Turtle-Tracker Tool Aids Experts
February 15 2004
By Alex Kirby
News Online environment correspondent
An online mapping system which displays information
about turtles' nesting and migration habits
should help to protect them against further
The Marine Turtle IMapS is produced by the UN
Environment Programme, and will let researchers
share data worldwide.
The scheme is starting by focusing on the Indian
ocean and south-east Asia, but is to be extended
to other areas.
Threats to turtles include fishing nets and
hunting for their meat, eggs and shells, as
well as loss of habitat.
IMapS, the Iosea Marine Turtle Interactive
Mapping System, is the work of Unep's World
Conservation Monitoring Centre.
It has been developed for the Indian Ocean-South-East
Asian Marine Turtle Memorandum Of Understanding

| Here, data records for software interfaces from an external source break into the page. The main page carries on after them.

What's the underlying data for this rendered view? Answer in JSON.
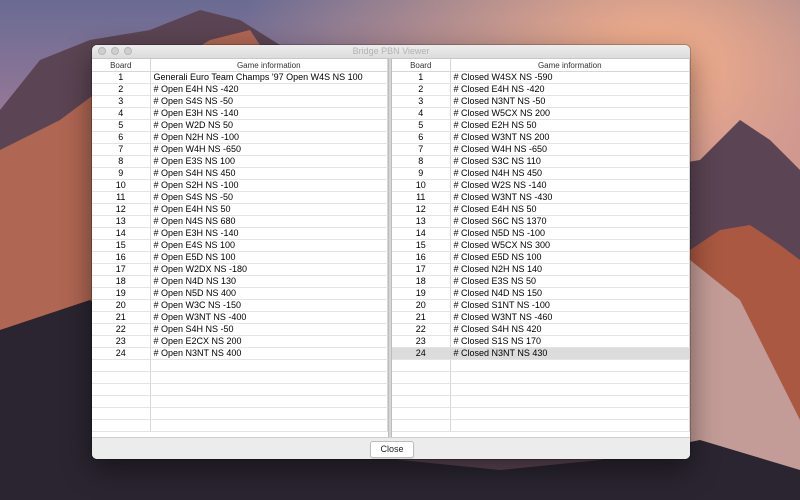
{
  "window": {
    "title": "Bridge PBN Viewer"
  },
  "left_table": {
    "headers": [
      "Board",
      "Game information"
    ],
    "rows": [
      [
        "1",
        "Generali Euro Team Champs '97 Open W4S NS 100"
      ],
      [
        "2",
        "# Open E4H NS -420"
      ],
      [
        "3",
        "# Open S4S NS -50"
      ],
      [
        "4",
        "# Open E3H NS -140"
      ],
      [
        "5",
        "# Open W2D NS 50"
      ],
      [
        "6",
        "# Open N2H NS -100"
      ],
      [
        "7",
        "# Open W4H NS -650"
      ],
      [
        "8",
        "# Open E3S NS 100"
      ],
      [
        "9",
        "# Open S4H NS 450"
      ],
      [
        "10",
        "# Open S2H NS -100"
      ],
      [
        "11",
        "# Open S4S NS -50"
      ],
      [
        "12",
        "# Open E4H NS 50"
      ],
      [
        "13",
        "# Open N4S NS 680"
      ],
      [
        "14",
        "# Open E3H NS -140"
      ],
      [
        "15",
        "# Open E4S NS 100"
      ],
      [
        "16",
        "# Open E5D NS 100"
      ],
      [
        "17",
        "# Open W2DX NS -180"
      ],
      [
        "18",
        "# Open N4D NS 130"
      ],
      [
        "19",
        "# Open N5D NS 400"
      ],
      [
        "20",
        "# Open W3C NS -150"
      ],
      [
        "21",
        "# Open W3NT NS -400"
      ],
      [
        "22",
        "# Open S4H NS -50"
      ],
      [
        "23",
        "# Open E2CX NS 200"
      ],
      [
        "24",
        "# Open N3NT NS 400"
      ]
    ]
  },
  "right_table": {
    "headers": [
      "Board",
      "Game information"
    ],
    "selected_row": "24",
    "rows": [
      [
        "1",
        "# Closed W4SX NS -590"
      ],
      [
        "2",
        "# Closed E4H NS -420"
      ],
      [
        "3",
        "# Closed N3NT NS -50"
      ],
      [
        "4",
        "# Closed W5CX NS 200"
      ],
      [
        "5",
        "# Closed E2H NS 50"
      ],
      [
        "6",
        "# Closed W3NT NS 200"
      ],
      [
        "7",
        "# Closed W4H NS -650"
      ],
      [
        "8",
        "# Closed S3C NS 110"
      ],
      [
        "9",
        "# Closed N4H NS 450"
      ],
      [
        "10",
        "# Closed W2S NS -140"
      ],
      [
        "11",
        "# Closed W3NT NS -430"
      ],
      [
        "12",
        "# Closed E4H NS 50"
      ],
      [
        "13",
        "# Closed S6C NS 1370"
      ],
      [
        "14",
        "# Closed N5D NS -100"
      ],
      [
        "15",
        "# Closed W5CX NS 300"
      ],
      [
        "16",
        "# Closed E5D NS 100"
      ],
      [
        "17",
        "# Closed N2H NS 140"
      ],
      [
        "18",
        "# Closed E3S NS 50"
      ],
      [
        "19",
        "# Closed N4D NS 150"
      ],
      [
        "20",
        "# Closed S1NT NS -100"
      ],
      [
        "21",
        "# Closed W3NT NS -460"
      ],
      [
        "22",
        "# Closed S4H NS 420"
      ],
      [
        "23",
        "# Closed S1S NS 170"
      ],
      [
        "24",
        "# Closed N3NT NS 430"
      ]
    ]
  },
  "footer": {
    "close_label": "Close"
  }
}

Douglas Hykle, who co-ordinates the work of
the Iosea memorandum, said: "The ability
to display marine turtle nesting and migration
data in such detail over the internet will underpin
international conservation efforts.
"Some of the world's most important marine
turtle populations are in this region, and many
are seriously threatened.
"Decision-makers need to be made aware
of the importance of particular sites... and
gain an appreciation of just how widely these
Dr Klaus Toepfer, Unep's executive director,
said: "With IMapS, anyone with an interest
in turtles will be able to see global trends
and patterns as well as details of specific
"The information will be available for
decision making at all levels... a key to the
effective implementation of international conservation
IMapS covers six species: loggerheads, flatbacks,
green turtles, hawksbills, olive ridleys and
They face a variety of threats across the region.
Damage to coral reefs, sea grass beds and nesting
beaches is intensifying the other threats the
Some years the female turtles which return
to their native beaches to lay their eggs produce
fewer hatchlings than in others, and the project
hopes to see whether this is a local issue or
a global trend.
A 29-year-old loggerhead named Premiere, who
was tagged as a hatchling on an Australian beach
in 1975, returned there last November and laid
four clutches of eggs.
She is the first of the turtles tagged that
year to have returned as a breeding adult.
Before she left on her northward migration
she was fitted with a satellite-tracking radio
transmitter, which shows she is covering about
26km a day along the Queensland coast inside
the Great Barrier Reef.
Dr Colin Limpus, of the Queensland parks and
wildlife service, has been monitoring turtles
for three decades.
"With IMapS, the research community will
be able to begin to see the priorities for conservation
and improve our knowledge of the movements of
the turtles," Dr Limpus said.